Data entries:
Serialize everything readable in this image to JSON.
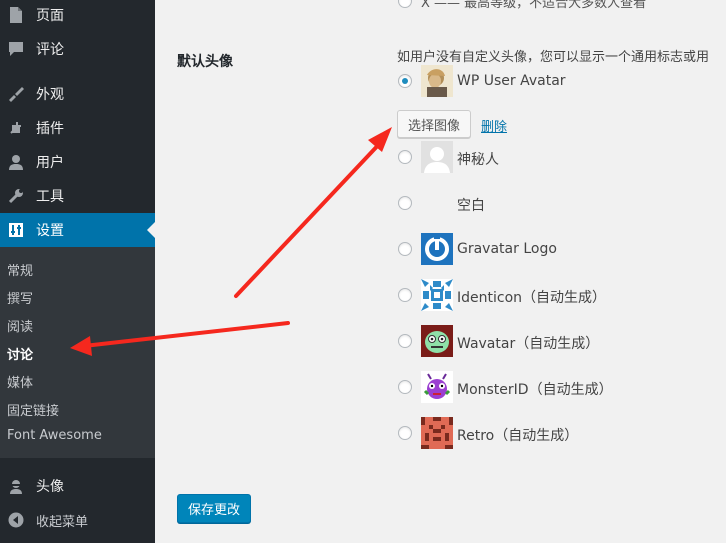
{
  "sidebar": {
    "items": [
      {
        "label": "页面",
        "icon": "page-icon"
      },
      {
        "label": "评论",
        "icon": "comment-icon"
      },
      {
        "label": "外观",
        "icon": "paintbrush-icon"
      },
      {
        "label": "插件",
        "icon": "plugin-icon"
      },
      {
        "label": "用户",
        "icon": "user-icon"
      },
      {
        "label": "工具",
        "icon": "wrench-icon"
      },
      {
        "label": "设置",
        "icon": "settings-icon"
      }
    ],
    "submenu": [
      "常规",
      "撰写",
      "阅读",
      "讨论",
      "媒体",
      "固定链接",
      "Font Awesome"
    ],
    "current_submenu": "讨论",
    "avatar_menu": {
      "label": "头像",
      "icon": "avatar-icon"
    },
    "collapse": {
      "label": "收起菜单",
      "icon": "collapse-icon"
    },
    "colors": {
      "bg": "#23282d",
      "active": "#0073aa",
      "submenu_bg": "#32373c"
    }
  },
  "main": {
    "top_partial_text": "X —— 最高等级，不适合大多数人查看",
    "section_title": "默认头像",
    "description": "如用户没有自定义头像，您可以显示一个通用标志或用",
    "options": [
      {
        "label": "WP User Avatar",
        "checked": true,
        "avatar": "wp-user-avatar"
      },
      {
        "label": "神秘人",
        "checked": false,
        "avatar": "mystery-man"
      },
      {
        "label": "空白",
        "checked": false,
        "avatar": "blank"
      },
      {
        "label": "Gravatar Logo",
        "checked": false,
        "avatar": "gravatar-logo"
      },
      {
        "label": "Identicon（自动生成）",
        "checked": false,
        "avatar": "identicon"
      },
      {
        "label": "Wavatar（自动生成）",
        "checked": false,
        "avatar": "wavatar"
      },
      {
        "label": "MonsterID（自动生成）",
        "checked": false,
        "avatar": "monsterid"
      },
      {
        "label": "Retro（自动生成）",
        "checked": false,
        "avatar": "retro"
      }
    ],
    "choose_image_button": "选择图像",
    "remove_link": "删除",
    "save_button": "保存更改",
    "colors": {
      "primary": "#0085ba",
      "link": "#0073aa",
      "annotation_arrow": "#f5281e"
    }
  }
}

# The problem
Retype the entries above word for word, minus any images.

# Reply
Serialize everything readable in this image to JSON.
{
  "sidebar": {
    "items": [
      {
        "label": "页面",
        "icon": "page-icon"
      },
      {
        "label": "评论",
        "icon": "comment-icon"
      },
      {
        "label": "外观",
        "icon": "paintbrush-icon"
      },
      {
        "label": "插件",
        "icon": "plugin-icon"
      },
      {
        "label": "用户",
        "icon": "user-icon"
      },
      {
        "label": "工具",
        "icon": "wrench-icon"
      },
      {
        "label": "设置",
        "icon": "settings-icon"
      }
    ],
    "submenu": [
      "常规",
      "撰写",
      "阅读",
      "讨论",
      "媒体",
      "固定链接",
      "Font Awesome"
    ],
    "current_submenu": "讨论",
    "avatar_menu": {
      "label": "头像",
      "icon": "avatar-icon"
    },
    "collapse": {
      "label": "收起菜单",
      "icon": "collapse-icon"
    },
    "colors": {
      "bg": "#23282d",
      "active": "#0073aa",
      "submenu_bg": "#32373c"
    }
  },
  "main": {
    "top_partial_text": "X —— 最高等级，不适合大多数人查看",
    "section_title": "默认头像",
    "description": "如用户没有自定义头像，您可以显示一个通用标志或用",
    "options": [
      {
        "label": "WP User Avatar",
        "checked": true,
        "avatar": "wp-user-avatar"
      },
      {
        "label": "神秘人",
        "checked": false,
        "avatar": "mystery-man"
      },
      {
        "label": "空白",
        "checked": false,
        "avatar": "blank"
      },
      {
        "label": "Gravatar Logo",
        "checked": false,
        "avatar": "gravatar-logo"
      },
      {
        "label": "Identicon（自动生成）",
        "checked": false,
        "avatar": "identicon"
      },
      {
        "label": "Wavatar（自动生成）",
        "checked": false,
        "avatar": "wavatar"
      },
      {
        "label": "MonsterID（自动生成）",
        "checked": false,
        "avatar": "monsterid"
      },
      {
        "label": "Retro（自动生成）",
        "checked": false,
        "avatar": "retro"
      }
    ],
    "choose_image_button": "选择图像",
    "remove_link": "删除",
    "save_button": "保存更改",
    "colors": {
      "primary": "#0085ba",
      "link": "#0073aa",
      "annotation_arrow": "#f5281e"
    }
  }
}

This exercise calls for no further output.